As long as we look at the contents, story structure (and narrative psychology) will make no sense because were are trying to compare what one person believes should go in that box in their life to what everyone else is putting in a box with the same label in their lives.
But if you just look to see if everyone has a box labelled "morality" or any of the other story points that are the conventions of story structure, you'll see we all have the same boxes with the same labels, but what we put in them is different.
From that perspective, you begin to see that there is also a pattern to the way people stack up those mental boxes for storage.  The box labelled "Hope" is often stacked right next to the one labelled "Dreams."
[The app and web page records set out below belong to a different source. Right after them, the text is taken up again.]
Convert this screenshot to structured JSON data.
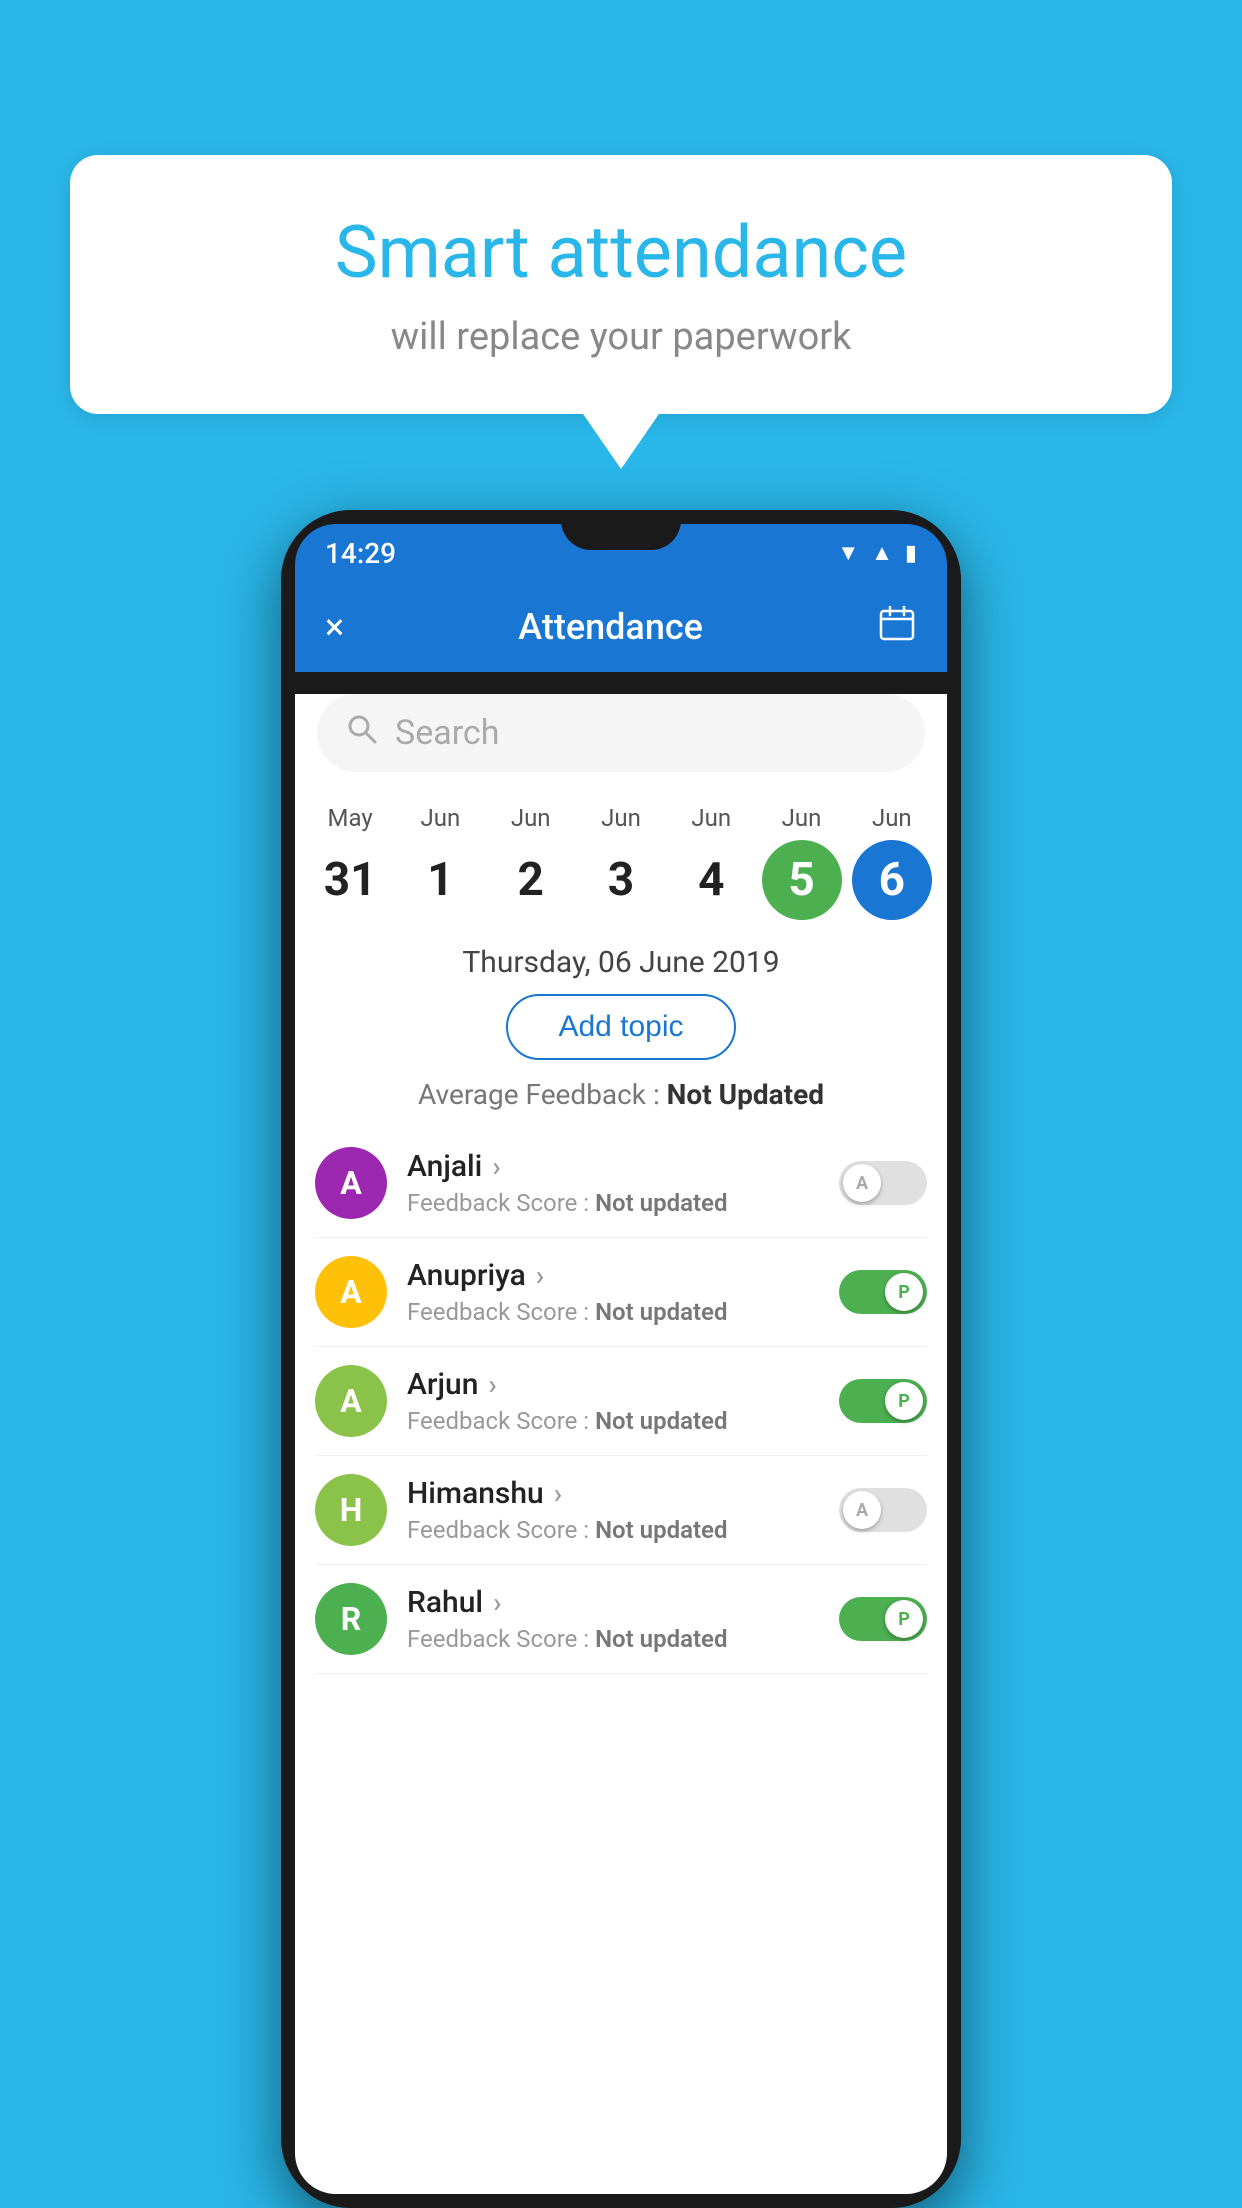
{
  "background_color": "#29B6E8",
  "speech_bubble": {
    "title": "Smart attendance",
    "subtitle": "will replace your paperwork"
  },
  "status_bar": {
    "time": "14:29",
    "icons": [
      "wifi",
      "signal",
      "battery"
    ]
  },
  "app_bar": {
    "title": "Attendance",
    "close_label": "×",
    "calendar_label": "📅"
  },
  "search": {
    "placeholder": "Search"
  },
  "calendar": {
    "days": [
      {
        "month": "May",
        "date": "31",
        "state": "normal"
      },
      {
        "month": "Jun",
        "date": "1",
        "state": "normal"
      },
      {
        "month": "Jun",
        "date": "2",
        "state": "normal"
      },
      {
        "month": "Jun",
        "date": "3",
        "state": "normal"
      },
      {
        "month": "Jun",
        "date": "4",
        "state": "normal"
      },
      {
        "month": "Jun",
        "date": "5",
        "state": "today"
      },
      {
        "month": "Jun",
        "date": "6",
        "state": "selected"
      }
    ],
    "selected_date_label": "Thursday, 06 June 2019"
  },
  "add_topic_button": "Add topic",
  "avg_feedback": {
    "label": "Average Feedback : ",
    "value": "Not Updated"
  },
  "students": [
    {
      "name": "Anjali",
      "avatar_letter": "A",
      "avatar_color": "#9C27B0",
      "feedback_label": "Feedback Score : ",
      "feedback_value": "Not updated",
      "attendance": "absent"
    },
    {
      "name": "Anupriya",
      "avatar_letter": "A",
      "avatar_color": "#FFC107",
      "feedback_label": "Feedback Score : ",
      "feedback_value": "Not updated",
      "attendance": "present"
    },
    {
      "name": "Arjun",
      "avatar_letter": "A",
      "avatar_color": "#8BC34A",
      "feedback_label": "Feedback Score : ",
      "feedback_value": "Not updated",
      "attendance": "present"
    },
    {
      "name": "Himanshu",
      "avatar_letter": "H",
      "avatar_color": "#8BC34A",
      "feedback_label": "Feedback Score : ",
      "feedback_value": "Not updated",
      "attendance": "absent"
    },
    {
      "name": "Rahul",
      "avatar_letter": "R",
      "avatar_color": "#4CAF50",
      "feedback_label": "Feedback Score : ",
      "feedback_value": "Not updated",
      "attendance": "present"
    }
  ]
}
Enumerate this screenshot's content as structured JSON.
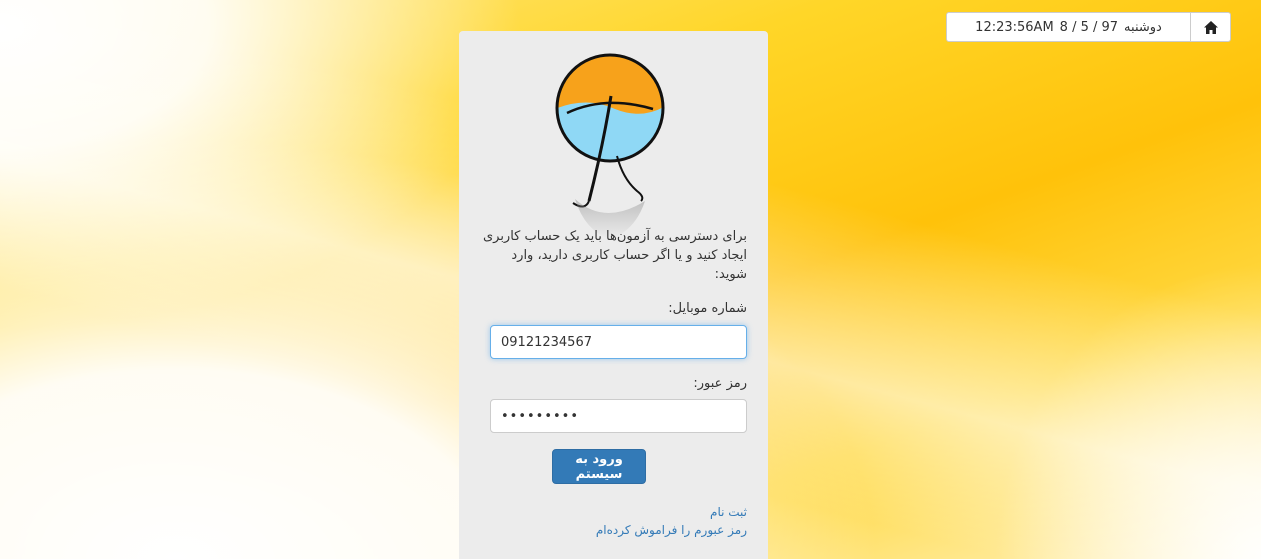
{
  "header": {
    "weekday": "دوشنبه",
    "date": "8 / 5 / 97",
    "time": "12:23:56AM",
    "home_icon": "home-icon"
  },
  "login": {
    "intro": "برای دسترسی به آزمون‌ها باید یک حساب کاربری ایجاد کنید و یا اگر حساب کاربری دارید، وارد شوید:",
    "mobile_label": "شماره موبایل:",
    "mobile_value": "09121234567",
    "password_label": "رمز عبور:",
    "password_value": "•••••••••",
    "submit_label": "ورود به سیستم",
    "register_link": "ثبت نام",
    "forgot_link": "رمز عبورم را فراموش کرده‌ام"
  },
  "colors": {
    "primary": "#337ab7",
    "panel_bg": "#ececec",
    "logo_orange": "#f7a21b",
    "logo_blue": "#8fd8f5"
  }
}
The boxes are what we documented as the structure of Dramatica, and how they are organized is described by the dynamics of the Dramatica model.  When people start to stack things in a way that seems out of kilter, such as putting Morality next to Dreams instead of Hope, then you know that something in their lives has caused them to arrange their collections of experiences and responses into an unusual pattern because it helped them deal with unique but ongoing situations they've encountered.
Moving boxes around like that, out of category and out of sub-category is like mixing up the periodic table of elements in physics to create molecular substances or like pulling items out of the well-organizerd pantry to add them to a recipe boiling on the stove.
Life requires that we do such things to move efficiently through the trials and tribulations we face and to maximize the results we're after.  But when we get in the habit of re-organizing things in a particular manner and it sets in place so we never get back to the original, un-biased order...  well, that's what we call (in Dramatica) "Justification," and it is the process of being bent by experience to the point you think that crooked path is straight.
It IS kinda straight in a warped world.  But if the world warps some other way or you move to a new environment that isn't warped or is warped differently, then that pattern you don't even think about anymore is suddenly out of kilter.  That's the moment the problem at the heart of a story is born.
The question then is, do you keep your labelled boxes in the same organization that has now worked so well for so many years, or do you rearrange them to adapt to the new situation.  And this is the argument that ensues between the Main Character and the Influence Character, resulting in a climax in which the Main Character will either change or remain steadfast.  Which way leads to success, is unsure.  Maybe sticking with your tried and true will change the immediate world around you.  Maybe you have to change because the world ain't budging.  Either way, the choice is unavoidable.
This is what stories are all about.  So, if we put "morality" aside in terms of specific content and find the common ground that we all have a box with that label on it, just with different contents - if we stop thinking our way of stacking boxes is right for everyone else, even though our life experiences have been so different - if we just realize we all have the same bag of marbles but group them in different ways, then perhaps, just perhaps, we might have a little more tolerance for other people and other peoples and realize that we're all the same, even though we're nothing alike.

No comments: